And just yesterday, I visited Museum Macan or Museum of Modern and Contemporary Art in Nusantara. Which is the only contemporary art museum ever open for public in Jakarta.
The first exhibition, called Art Turns, World Turns is telling a story about how the world and art are influencing each other using Indonesian history as a guiding framework. In the beginning of the exhibition, we can see many painting about the pre and post time after colonization. Going inside, we can see more international collections which looks identical with the painter’s original culture.
I’m so thankful for this museum yet concerned at the same time. I mean, I’m so happy to see many people are visiting it. And I swear this is the first time ever in my life I see a crowded museum (oh, another time is when I attended an event in Museum Gajah). But in the other hand, I feel that Jakartans need to be educated when it comes to behave in a museum.

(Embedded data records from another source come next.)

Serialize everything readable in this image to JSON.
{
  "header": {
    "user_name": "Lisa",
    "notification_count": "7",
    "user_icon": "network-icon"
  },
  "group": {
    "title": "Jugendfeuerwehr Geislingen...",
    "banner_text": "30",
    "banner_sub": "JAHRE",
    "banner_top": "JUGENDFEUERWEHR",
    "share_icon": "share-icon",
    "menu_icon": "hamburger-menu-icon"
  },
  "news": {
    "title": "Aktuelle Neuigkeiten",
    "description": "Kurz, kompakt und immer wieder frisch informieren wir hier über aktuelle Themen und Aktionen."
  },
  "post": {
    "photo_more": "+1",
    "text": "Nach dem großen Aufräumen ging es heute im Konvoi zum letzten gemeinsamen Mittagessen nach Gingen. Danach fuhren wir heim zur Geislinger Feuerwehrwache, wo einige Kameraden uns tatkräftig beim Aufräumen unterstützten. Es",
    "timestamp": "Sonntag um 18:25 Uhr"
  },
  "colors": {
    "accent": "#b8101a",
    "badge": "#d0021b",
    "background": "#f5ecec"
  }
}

I mean, taking photo in every corner? Really? I can’t even feel relax to read the guide text because everyone seems trying to take photo everywhere. I’m a nice girl, I don’t want to ruin whatever they’re trying to pull there.
And yes, of course I’m such a lame I didn’t join the queue for the Infinity Room. I always consider surrealism as a magic kind of art (and that, is a modest way to say that “It’s a trick, you’ll be fooled” :b). But anyway, the main reason is actually the queue itself, really.
And in this museum, I found myself more into adoring monochromatic collections. One of them is a painting called “My Monologue” (2008) by Ay Tjoe Christine which shows two figures (one in white and the other in black) who are facing each other like they argue about something. For me this speak deep about human psychology in which having conflicted feeling sometimes. I find it coincidence because I read a similar line in a book that I’m currently reading.
“The notion that human beings are born with the equivalent potential for both contraction and expansion. The ingredient of both darkness and light are equally present in all of us, and then it’s up to the individual to decide what will be brought forth - the virtues or the malevolence.”
The other monocromatic arts would be painting from Chinese & Japanese artists. In which you can tell the culture that influence the painting from the first look. The Chinese one is more feminine because of the color combination (it’s not entirely monochrome). The other Japanese one is more explicit and simple. It amaze me how the same color can tell a different story by shape and combination.
And there’s a painting in the end section of the exhibition which called “I do not rule my dreams, my dreams rule me”. I like to think that one as a sign for me to make a move. (: